A variety of conditions can trigger permanent or momentary loss of hair, consisting of hormone changes due to pregnancy, childbirth, menopause and thyroid issues. Medical conditions consist of alopecia location (al-o-PEE-she-uh ar-e-A-tuh), which is immune system related and causes patchy loss of hair, scalp infections such as ringworm, and a hair-pulling disorder called trichotillomania (trik-o-til-o-MAY-nee-uh).
Loss of hair can be a negative effects of certain drugs, such as those used for cancer, arthritis, depression, heart issues, gout and hypertension.
Radiation treatment to the head.
The hair may not grow back the same as it was in the past.
Lots of people experience a general thinning of hair a number of months after a physical or psychological shock. This type of hair loss is short-lived.
Extreme hairstyling or hairdos that pull your hair tight, such as pigtails or cornrows, can cause a type of hair loss called traction alopecia. Hot-oil hair treatments and permanents also can cause hair to fall out. If scarring takes place, loss of hair might be permanent.
Hair Falling Out? This Might Be Why
You might be experiencing telogen effluvium, a common form of loss of hair that I often call “& ldquo; shock shedding.
& rdquo; Find out more. Healthy Skin
What is loss of hair?
American Academy of Dermatology (AAD) keeps in mind that 80 million men and women in America have genetic hair loss (alopecia).
It can affect just the hair on your scalp or your entire body. Although alopecia is more common in older grownups, extreme hair loss can occur in children also.
It's typical to lose in between 50 and 100 hairs a day. With about 100,000 hairs on your head, that little loss isn't visible.
New hair typically replaces the lost hair, but this doesn't constantly happen. Hair loss can establish slowly over years or occur suddenly. Hair loss can be irreversible or short-term.
It's difficult to count the quantity of hair lost on a given day. You may be losing more hair than is normal if you discover a big quantity of hair in the drain after washing your hair or clumps of hair in your brush. You may also see thinning spots of hair or baldness.
If you discover that you're losing more hair than usual, you must talk about the problem with your physician. They can figure out the underlying cause of your loss of hair and recommend proper treatment plans.
What triggers loss of hair?
First, your physician or skin doctor (a doctor who concentrates on skin problems) will try to figure out the underlying reason for your loss of hair. The most common reason for hair loss is hereditary male- or female-pattern baldness.
If you have a household history of baldness, you might have this kind of hair loss. Specific sex hormonal agents can activate hereditary loss of hair. It may begin as early as puberty.

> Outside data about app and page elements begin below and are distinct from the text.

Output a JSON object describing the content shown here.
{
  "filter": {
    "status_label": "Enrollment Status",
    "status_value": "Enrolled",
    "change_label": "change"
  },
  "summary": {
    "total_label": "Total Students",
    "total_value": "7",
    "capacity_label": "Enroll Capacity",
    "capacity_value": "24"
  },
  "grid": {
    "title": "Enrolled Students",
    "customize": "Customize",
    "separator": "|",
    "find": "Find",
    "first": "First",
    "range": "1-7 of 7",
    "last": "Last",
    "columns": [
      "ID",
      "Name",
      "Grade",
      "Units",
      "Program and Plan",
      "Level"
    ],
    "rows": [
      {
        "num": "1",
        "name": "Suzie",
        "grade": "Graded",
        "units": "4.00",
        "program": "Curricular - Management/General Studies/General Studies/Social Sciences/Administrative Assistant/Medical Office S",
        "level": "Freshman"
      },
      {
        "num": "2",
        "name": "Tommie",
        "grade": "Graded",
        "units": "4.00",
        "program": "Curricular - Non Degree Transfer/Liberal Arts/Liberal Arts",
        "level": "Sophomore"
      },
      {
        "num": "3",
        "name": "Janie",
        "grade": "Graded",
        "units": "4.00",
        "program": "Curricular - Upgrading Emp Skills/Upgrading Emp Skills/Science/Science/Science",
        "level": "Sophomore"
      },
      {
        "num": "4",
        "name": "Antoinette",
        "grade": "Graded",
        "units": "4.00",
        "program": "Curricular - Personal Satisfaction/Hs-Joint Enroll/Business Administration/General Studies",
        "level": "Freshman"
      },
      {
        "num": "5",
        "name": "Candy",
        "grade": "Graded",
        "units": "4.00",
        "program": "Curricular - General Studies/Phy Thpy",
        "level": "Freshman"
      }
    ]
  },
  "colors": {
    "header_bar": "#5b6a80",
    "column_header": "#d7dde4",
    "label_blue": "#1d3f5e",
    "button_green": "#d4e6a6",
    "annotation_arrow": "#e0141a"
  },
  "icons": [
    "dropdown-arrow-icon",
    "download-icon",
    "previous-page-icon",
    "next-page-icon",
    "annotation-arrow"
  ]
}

In some cases, loss of hair may accompany a basic stop in the cycle of hair development. Major health problems, surgical treatments, or terrible events can set off loss of hair. Nevertheless, your hair will usually begin growing back without treatment.
Hormone changes can trigger temporary loss of hair. Examples consist of:
ceasing making use of birth control pills menopause Medical conditions that can cause hair loss consist of:
thyroid illness alopecia areata (an autoimmune illness that assaults hair roots) scalp infections like ringworm Illness that trigger scarring, such as lichen planus and some types of lupus, can lead to long-term loss of hair since of the scarring.
Hair loss can likewise be because of medications utilized to deal with:
cancer hypertension arthritis anxiety
A physical or emotional shock might trigger obvious hair loss. Examples of this type of shock consist of:
a death in the family
a high fever
People with trichotillomania (hair-pulling condition) have a requirement to take out their hair, normally from their head, eyebrows, or eyelashes.
Traction hair loss can be due to hairdos that put pressure on the hair follicles by pulling the hair back extremely securely.
A diet lacking in protein iron, and other nutrients can also lead to thinning hair.